Some roundtables have a niche:
- EO Accelerator – Designed to help earlier stage companies reach EO membership criteria. Limited to 30 businesses per chapter of between 250,000 to 1 million in revenue.
- Vistage Connect – An alternative to Vistage monthly meetings, this version creates peer advisory groups online.
- Women Presidents’ Organization (WPO) – Exclusively for women with businesses of 2 million+ in revenue (1 million if services).
- Young Presidents’ Organization (YPO) – Exclusively for entrepreneurs under 45, with businesses of substantial size (market value of 10 million+, among other criteria).
Others are broader in scope:
- Entrepreneurs’ Organization (EO). A large network of 8,000 business owners in 40 countries. By invitation only. Point of interest: The Detroit chapter of EO is ranked No. 1 in membership, and is the fastest growing EO chapter in the world.
- PeerSpectives Roundtables are licensed by the Edward Lowe Foundation and available in almost two dozen states. Some are groups are free, sponsored by universities and other organizations.
- TEC is focused Michigan and Wisconsin. (Many other chapters were acquired by Vistage, with which they remain partners). By invitation only.
- Vistage (formerly known as TEC). A large network of 15,000 members worldwide, Vistage is welcoming to senior managers not necessarily in the CEO or Presidents seat.
Beyond Startup has prepared the following comparison chart of popular CEO Roundtable Groups, available in PDF format and as a Google Doc.
For additional reading, see this NYT overview of roundtables, highlighting Vistage Connect: In Meetings on the Web, Business Owners Turn to Business Owners for Support.
(Hint: it may be time for an Advisory Board)
It’s fairly common as an entrepreneur to have a wish list a half mile long, even with a great team rockin’ things out.
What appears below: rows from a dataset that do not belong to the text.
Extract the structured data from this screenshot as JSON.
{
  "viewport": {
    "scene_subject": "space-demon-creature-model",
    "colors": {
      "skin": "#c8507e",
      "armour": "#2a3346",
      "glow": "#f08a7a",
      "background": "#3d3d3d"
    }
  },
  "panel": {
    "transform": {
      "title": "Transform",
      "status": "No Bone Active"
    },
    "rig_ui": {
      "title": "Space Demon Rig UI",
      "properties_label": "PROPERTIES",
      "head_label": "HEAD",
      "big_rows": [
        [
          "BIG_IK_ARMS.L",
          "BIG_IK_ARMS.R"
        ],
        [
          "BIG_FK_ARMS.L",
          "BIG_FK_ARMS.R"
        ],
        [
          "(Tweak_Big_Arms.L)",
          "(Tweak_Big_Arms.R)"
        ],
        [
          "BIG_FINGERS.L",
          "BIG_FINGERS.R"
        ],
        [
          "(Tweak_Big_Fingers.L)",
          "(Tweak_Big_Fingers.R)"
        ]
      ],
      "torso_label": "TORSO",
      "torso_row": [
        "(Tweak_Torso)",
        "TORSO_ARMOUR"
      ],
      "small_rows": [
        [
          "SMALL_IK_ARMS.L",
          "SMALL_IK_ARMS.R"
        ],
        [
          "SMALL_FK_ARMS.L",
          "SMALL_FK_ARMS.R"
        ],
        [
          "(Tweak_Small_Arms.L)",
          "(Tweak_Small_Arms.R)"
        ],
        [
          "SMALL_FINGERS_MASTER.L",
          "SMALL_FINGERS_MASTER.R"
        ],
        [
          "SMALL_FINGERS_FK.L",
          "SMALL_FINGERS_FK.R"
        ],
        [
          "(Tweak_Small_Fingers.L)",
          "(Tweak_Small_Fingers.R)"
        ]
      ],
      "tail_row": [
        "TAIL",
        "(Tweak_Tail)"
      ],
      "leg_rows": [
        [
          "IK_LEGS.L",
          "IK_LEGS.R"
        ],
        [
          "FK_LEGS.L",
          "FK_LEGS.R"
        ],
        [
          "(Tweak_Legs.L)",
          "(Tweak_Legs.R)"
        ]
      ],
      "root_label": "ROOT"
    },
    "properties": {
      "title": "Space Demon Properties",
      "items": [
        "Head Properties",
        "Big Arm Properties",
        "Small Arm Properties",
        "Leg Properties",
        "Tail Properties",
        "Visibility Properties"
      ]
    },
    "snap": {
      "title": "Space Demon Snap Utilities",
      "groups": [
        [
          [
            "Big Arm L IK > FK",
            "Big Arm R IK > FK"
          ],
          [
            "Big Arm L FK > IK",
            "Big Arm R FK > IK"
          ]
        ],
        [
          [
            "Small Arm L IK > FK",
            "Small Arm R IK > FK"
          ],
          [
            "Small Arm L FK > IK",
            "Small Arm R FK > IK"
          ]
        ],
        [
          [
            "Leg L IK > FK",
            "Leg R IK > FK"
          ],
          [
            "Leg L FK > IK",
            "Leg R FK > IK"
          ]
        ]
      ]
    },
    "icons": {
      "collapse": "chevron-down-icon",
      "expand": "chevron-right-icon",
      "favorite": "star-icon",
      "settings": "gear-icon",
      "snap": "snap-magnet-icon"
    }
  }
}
Most of the time, entrepreneurial instincts serve you well in what to tackle next on the list. Until one day, a bump in the road pops up that challenges those instincts. Then what?
For example, let’s say there’s a dip in sales that has lasted more than a couple of months. You might be asking:
“Is this just a blip to be waited out? Does this mean it’s time to embark on the branding campaign I’ve had on the back burner? Would PR be a better bet? Is our sales team doing something differently? Is it time to add to the sales team? Has my competition come up with a new a product we’re missing? Did our competition change their pricing? Is it something else entirely?”
Ideally, you’ve got a management team and something like the EOS process to help Identify, Discuss & Solve (IDS) the issue. If not, there’s another road to clarity that every entrepreneur has access to – a board of advisors. An advisory board can be as formal or informal as you like, all capable of serving as a sounding board and think tank for your business.
Granted, when you’re tackling a tough issue, wrangling up an advisory board is likely to sound like yet another thing there’s no time for. If you’re in a tight spot, take a breath and start simply. Call up someone for coffee that understands at least one key aspect of your business. Bonus points if they’ve got experience with a slightly larger business than yours and can bring that added perspective. My experience has been that people enjoy the chance to be of service and are more than willing to help. And that spending time with someone who can help you step out of the forest and take the 40,000 foot view might just be the single best thing you can tackle on that list.
For more in-depth tips on starting an Advisory Board and how it differs from a Board of Directors, see “How to Assemble a Board of Advisors” from Inc.